The current home of the Grand Ole Opry franchise has been added to the National Register of Historic Place. It might come as a shock to country music fans that the Grand Ole Opry is juts now being added to the Register but relax: This is actually the sixth home that the foundation has had in its nearly 90-year run in Nashville, and the Opry House has served as the host longer than most, having now operated for 41 years (from Billboard).

Prior to moving to the new Opry House during 1974, the Grand Ole Opry's weekly performance took place at Ryman Auditorium, from 1943 up until the new venue. That venue still stands, and was in fact added to the National Register of Historic Places in 1971, just three years before the program switched venues. However Grand Ole Opry fans probably shouldn't expect it to switch venues again in the near future.

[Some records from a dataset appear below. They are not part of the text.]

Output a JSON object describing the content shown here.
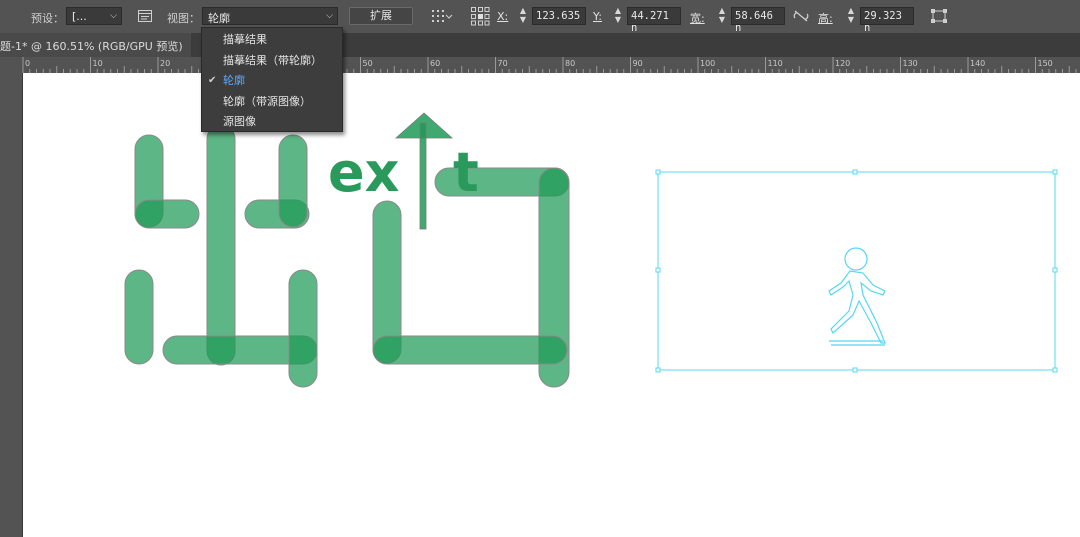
{
  "toolbar": {
    "preset_label": "预设：",
    "preset_value": "[...",
    "view_label": "视图：",
    "view_value": "轮廓",
    "expand_button": "扩展",
    "x_label": "X:",
    "x_value": "123.635",
    "y_label": "Y:",
    "y_value": "44.271 n",
    "w_label": "宽:",
    "w_value": "58.646 n",
    "h_label": "高:",
    "h_value": "29.323 n"
  },
  "document_tab": {
    "title": "题-1* @ 160.51% (RGB/GPU 预览)"
  },
  "ruler": {
    "labels": [
      "0",
      "10",
      "20",
      "30",
      "40",
      "50",
      "60",
      "70",
      "80",
      "90",
      "100",
      "110",
      "120",
      "130",
      "140",
      "150"
    ]
  },
  "view_menu": {
    "items": [
      {
        "label": "描摹结果",
        "selected": false
      },
      {
        "label": "描摹结果（带轮廓）",
        "selected": false
      },
      {
        "label": "轮廓",
        "selected": true
      },
      {
        "label": "轮廓（带源图像）",
        "selected": false
      },
      {
        "label": "源图像",
        "selected": false
      }
    ],
    "check_glyph": "✔"
  },
  "artwork": {
    "exit_text_left": "ex",
    "exit_text_right": "t",
    "green_color": "#1f9a56",
    "outline_color": "#56d8ef"
  }
}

After all, it survived the 2010 flooding from the Cumberland River and, if anything, came out of the event stronger thanks to the refurbishment it received.

The Opry House is the only venue that has been built specifically for housing the Grand Ole Opry.

The addition to the Register was organized by Carroll Van West, director of the Center for Historic Preservation at Middle Tennessee State University.

The announcement comes just in time, as the Grand Ole Opry is set to begin a nine-month celebration of the program's 90th anniversary on March 24. The largest event of which will be a "Birthday Bash Weekend" to take place on October 2-3.

Current members of the Grand Ole Opry include Dolly Parton, Carrie Underwood, Dierks Bentley, Martina McBride and the Old Crow Medicine Show.